Of course, getting feasible means getting affordable—something that a panel of eminent American scientists and engineers believed was highly unlikely for air capture machines. They concluded that carbon might be captured and stored for anywhere from $600 per ton to upwards of $1,000 per ton. Lackner has rankled some colleagues with his steadfast belief that air capture can be done more cheaply. “I have been on record as saying that ultimately I think you can do this for $30 per ton,” Lackner says. He offers more examples, this time of fundamental products whose prices have plummeted over a reasonable time: solar power, artificial light, wind power.

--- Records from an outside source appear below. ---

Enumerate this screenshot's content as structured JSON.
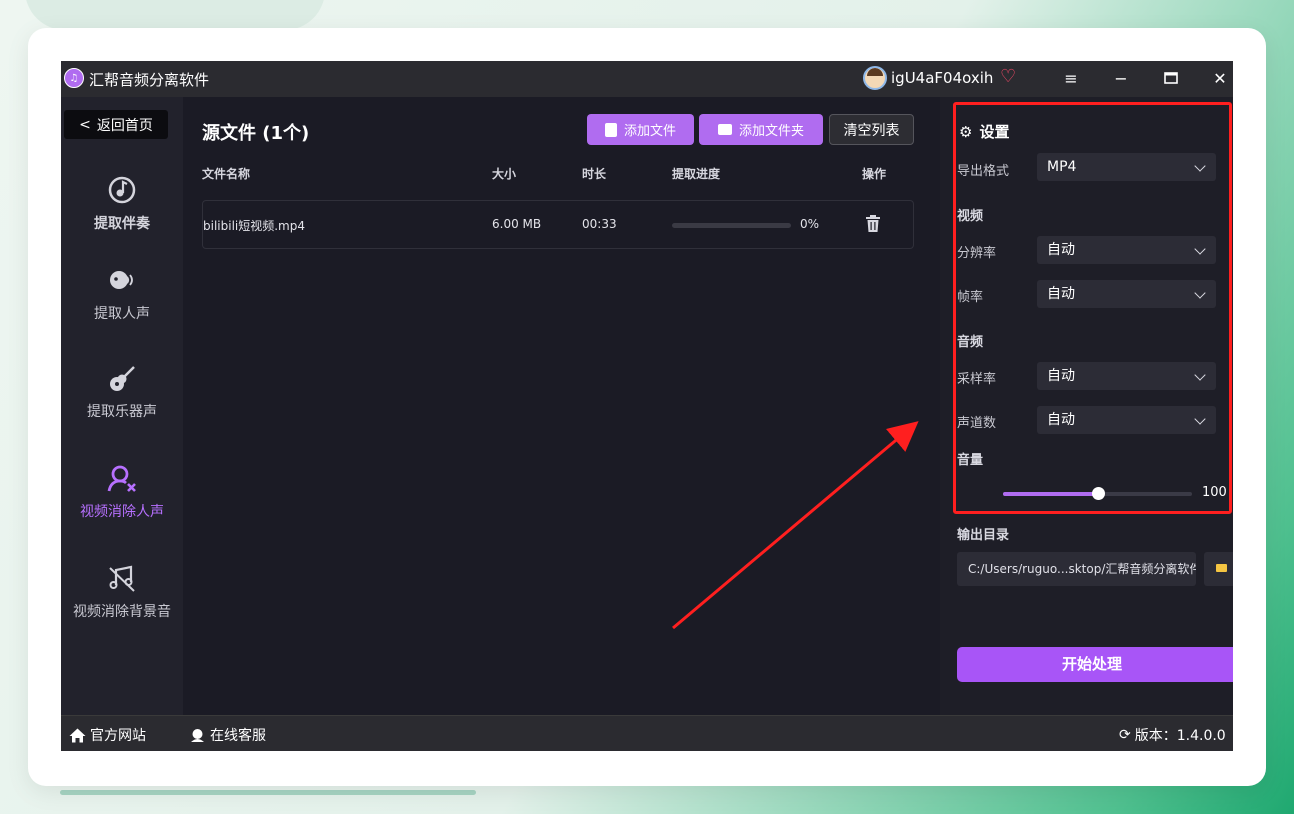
{
  "app": {
    "title": "汇帮音频分离软件",
    "username": "igU4aF04oxih"
  },
  "sidebar": {
    "back_label": "返回首页",
    "items": [
      {
        "label": "提取伴奏",
        "icon": "music-note-disc-icon"
      },
      {
        "label": "提取人声",
        "icon": "voice-head-icon"
      },
      {
        "label": "提取乐器声",
        "icon": "guitar-icon"
      },
      {
        "label": "视频消除人声",
        "icon": "person-remove-icon"
      },
      {
        "label": "视频消除背景音",
        "icon": "music-off-icon"
      }
    ],
    "active_index": 3
  },
  "main": {
    "title": "源文件 (1个)",
    "add_file_label": "添加文件",
    "add_folder_label": "添加文件夹",
    "clear_label": "清空列表",
    "columns": [
      "文件名称",
      "大小",
      "时长",
      "提取进度",
      "操作"
    ],
    "rows": [
      {
        "name": "bilibili短视频.mp4",
        "size": "6.00 MB",
        "duration": "00:33",
        "progress": 0,
        "progress_text": "0%"
      }
    ]
  },
  "settings": {
    "title": "设置",
    "format_label": "导出格式",
    "format_value": "MP4",
    "video_group": "视频",
    "resolution_label": "分辨率",
    "resolution_value": "自动",
    "framerate_label": "帧率",
    "framerate_value": "自动",
    "audio_group": "音频",
    "samplerate_label": "采样率",
    "samplerate_value": "自动",
    "channels_label": "声道数",
    "channels_value": "自动",
    "volume_label": "音量",
    "volume_value": "100",
    "volume_fraction": 0.5,
    "output_label": "输出目录",
    "output_path": "C:/Users/ruguo...sktop/汇帮音频分离软件",
    "start_label": "开始处理"
  },
  "footer": {
    "website_label": "官方网站",
    "support_label": "在线客服",
    "version_label": "版本：1.4.0.0"
  },
  "colors": {
    "accent": "#b06cf0",
    "start_button": "#a855f7",
    "highlight_box": "#ff1f1f"
  }
}
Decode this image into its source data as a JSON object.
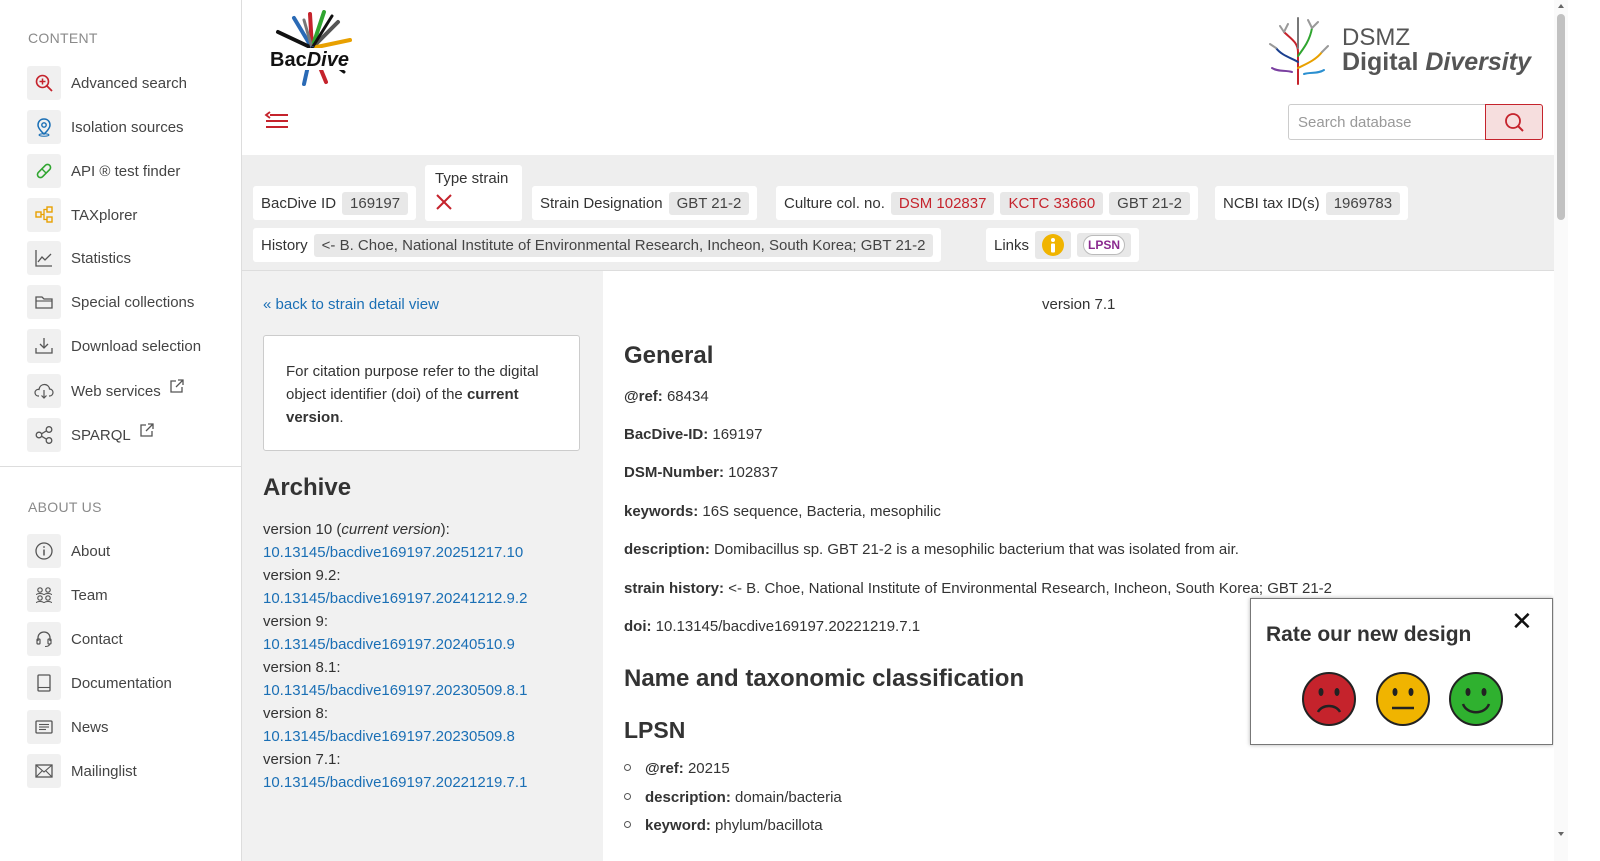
{
  "sidebar": {
    "content_title": "CONTENT",
    "about_title": "ABOUT US",
    "content_items": [
      {
        "label": "Advanced search",
        "icon": "search-plus-icon"
      },
      {
        "label": "Isolation sources",
        "icon": "map-pin-icon"
      },
      {
        "label": "API ® test finder",
        "icon": "pill-icon"
      },
      {
        "label": "TAXplorer",
        "icon": "tree-icon"
      },
      {
        "label": "Statistics",
        "icon": "line-chart-icon"
      },
      {
        "label": "Special collections",
        "icon": "folder-icon"
      },
      {
        "label": "Download selection",
        "icon": "download-icon"
      },
      {
        "label": "Web services",
        "icon": "cloud-download-icon"
      },
      {
        "label": "SPARQL",
        "icon": "share-nodes-icon"
      }
    ],
    "about_items": [
      {
        "label": "About",
        "icon": "info-icon"
      },
      {
        "label": "Team",
        "icon": "team-icon"
      },
      {
        "label": "Contact",
        "icon": "headset-icon"
      },
      {
        "label": "Documentation",
        "icon": "book-icon"
      },
      {
        "label": "News",
        "icon": "newspaper-icon"
      },
      {
        "label": "Mailinglist",
        "icon": "envelope-icon"
      }
    ]
  },
  "header": {
    "logo_text": "BacDive",
    "dsmz_line1": "DSMZ",
    "dsmz_line2a": "Digital",
    "dsmz_line2b": "Diversity",
    "search_placeholder": "Search database"
  },
  "infobar": {
    "bacdive_id_label": "BacDive ID",
    "bacdive_id": "169197",
    "type_strain_label": "Type strain",
    "strain_designation_label": "Strain Designation",
    "strain_designation": "GBT 21-2",
    "culture_label": "Culture col. no.",
    "culture_numbers": [
      "DSM 102837",
      "KCTC 33660",
      "GBT 21-2"
    ],
    "ncbi_label": "NCBI tax ID(s)",
    "ncbi_id": "1969783",
    "history_label": "History",
    "history": "<- B. Choe, National Institute of Environmental Research, Incheon, South Korea; GBT 21-2",
    "links_label": "Links",
    "lpsn": "LPSN"
  },
  "left": {
    "back_link": "« back to strain detail view",
    "cite_text_1": "For citation purpose refer to the digital object identifier (doi) of the ",
    "cite_bold": "current version",
    "cite_text_2": ".",
    "archive_title": "Archive",
    "versions": [
      {
        "label": "version 10 (",
        "current": "current version",
        "suffix": "):",
        "doi": "10.13145/bacdive169197.20251217.10"
      },
      {
        "label": "version 9.2:",
        "doi": "10.13145/bacdive169197.20241212.9.2"
      },
      {
        "label": "version 9:",
        "doi": "10.13145/bacdive169197.20240510.9"
      },
      {
        "label": "version 8.1:",
        "doi": "10.13145/bacdive169197.20230509.8.1"
      },
      {
        "label": "version 8:",
        "doi": "10.13145/bacdive169197.20230509.8"
      },
      {
        "label": "version 7.1:",
        "doi": "10.13145/bacdive169197.20221219.7.1"
      }
    ]
  },
  "main": {
    "version": "version 7.1",
    "general_title": "General",
    "fields": [
      {
        "key": "@ref:",
        "value": " 68434"
      },
      {
        "key": "BacDive-ID:",
        "value": " 169197"
      },
      {
        "key": "DSM-Number:",
        "value": " 102837"
      },
      {
        "key": "keywords:",
        "value": " 16S sequence, Bacteria, mesophilic"
      },
      {
        "key": "description:",
        "value": " Domibacillus sp. GBT 21-2 is a mesophilic bacterium that was isolated from air."
      },
      {
        "key": "strain history:",
        "value": " <- B. Choe, National Institute of Environmental Research, Incheon, South Korea; GBT 21-2"
      },
      {
        "key": "doi:",
        "value": " 10.13145/bacdive169197.20221219.7.1"
      }
    ],
    "taxonomy_title": "Name and taxonomic classification",
    "lpsn_title": "LPSN",
    "lpsn_fields": [
      {
        "key": "@ref:",
        "value": " 20215"
      },
      {
        "key": "description:",
        "value": " domain/bacteria"
      },
      {
        "key": "keyword:",
        "value": " phylum/bacillota"
      }
    ]
  },
  "rating": {
    "title": "Rate our new design",
    "close": "✕",
    "colors": {
      "bad": "#c5232c",
      "neutral": "#f0b400",
      "good": "#2fb12f"
    }
  },
  "colors": {
    "accent": "#c5232c",
    "link": "#1a6fb5"
  }
}
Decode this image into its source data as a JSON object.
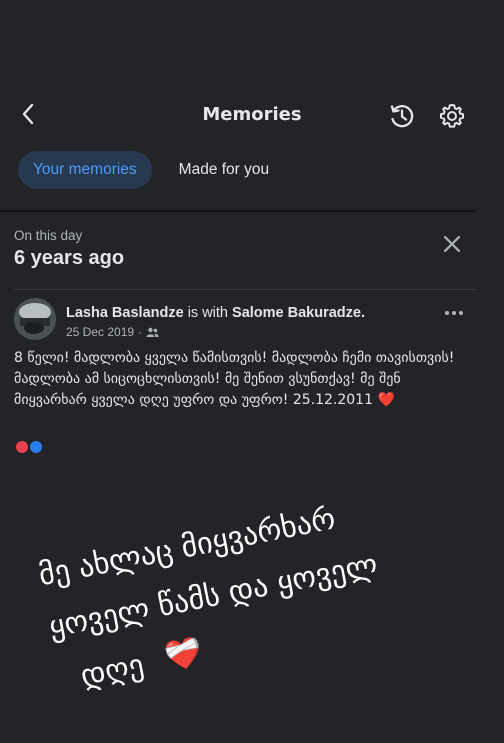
{
  "header": {
    "title": "Memories",
    "back_icon": "chevron-left-icon",
    "history_icon": "history-icon",
    "settings_icon": "gear-icon"
  },
  "tabs": [
    {
      "label": "Your memories",
      "active": true
    },
    {
      "label": "Made for you",
      "active": false
    }
  ],
  "memory": {
    "section_label": "On this day",
    "time_ago": "6 years ago"
  },
  "post": {
    "author": "Lasha Baslandze",
    "with_text": "is with",
    "tagged": "Salome Bakuradze.",
    "date": "25 Dec 2019",
    "audience_icon": "friends-icon",
    "body": "8 წელი! მადლობა ყველა წამისთვის! მადლობა ჩემი თავისთვის! მადლობა ამ სიცოცხლისთვის! მე შენით ვსუნთქავ! მე შენ მიყვარხარ ყველა დღე უფრო და უფრო! 25.12.2011",
    "body_emoji": "❤️"
  },
  "overlay_text": {
    "line1": "მე ახლაც მიყვარხარ",
    "line2": "ყოველ წამს და ყოველ",
    "line3": "დღე",
    "emoji": "❤️‍🩹"
  },
  "colors": {
    "background": "#232427",
    "tab_active_bg": "#263951",
    "tab_active_text": "#4c9df7",
    "heart": "#e8212b"
  }
}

Talking with Lackner tends to have a distorting effect; what at first seems highly unrealistic is, by his logic, perfectly reasonable, and he tends not to stop talking until he makes his case, even if it takes hours. Think of an air capture device as an automobile, he tells me. “It weighs about as much as a car; its complexity is not much more than a car. If you had 100 million of them you would, it turns out, collect 36 gigatons”—that is, 36 billion tons—“of CO2 a year, so that puts you right at the scale of our current emissions. We would have zero emissions if we could do that.” Lackner estimates the air capture industry would have to build 10 million units per year to maintain those levels. At the moment, the global auto industry produces about 85 million vehicles annually. And all told, there are now about 1 billion cars in the world. “So we are large on the scale of industries, but we are not prohibitively large,” he insists. Besides, he adds, “we are large because we are solving a large problem. Right?”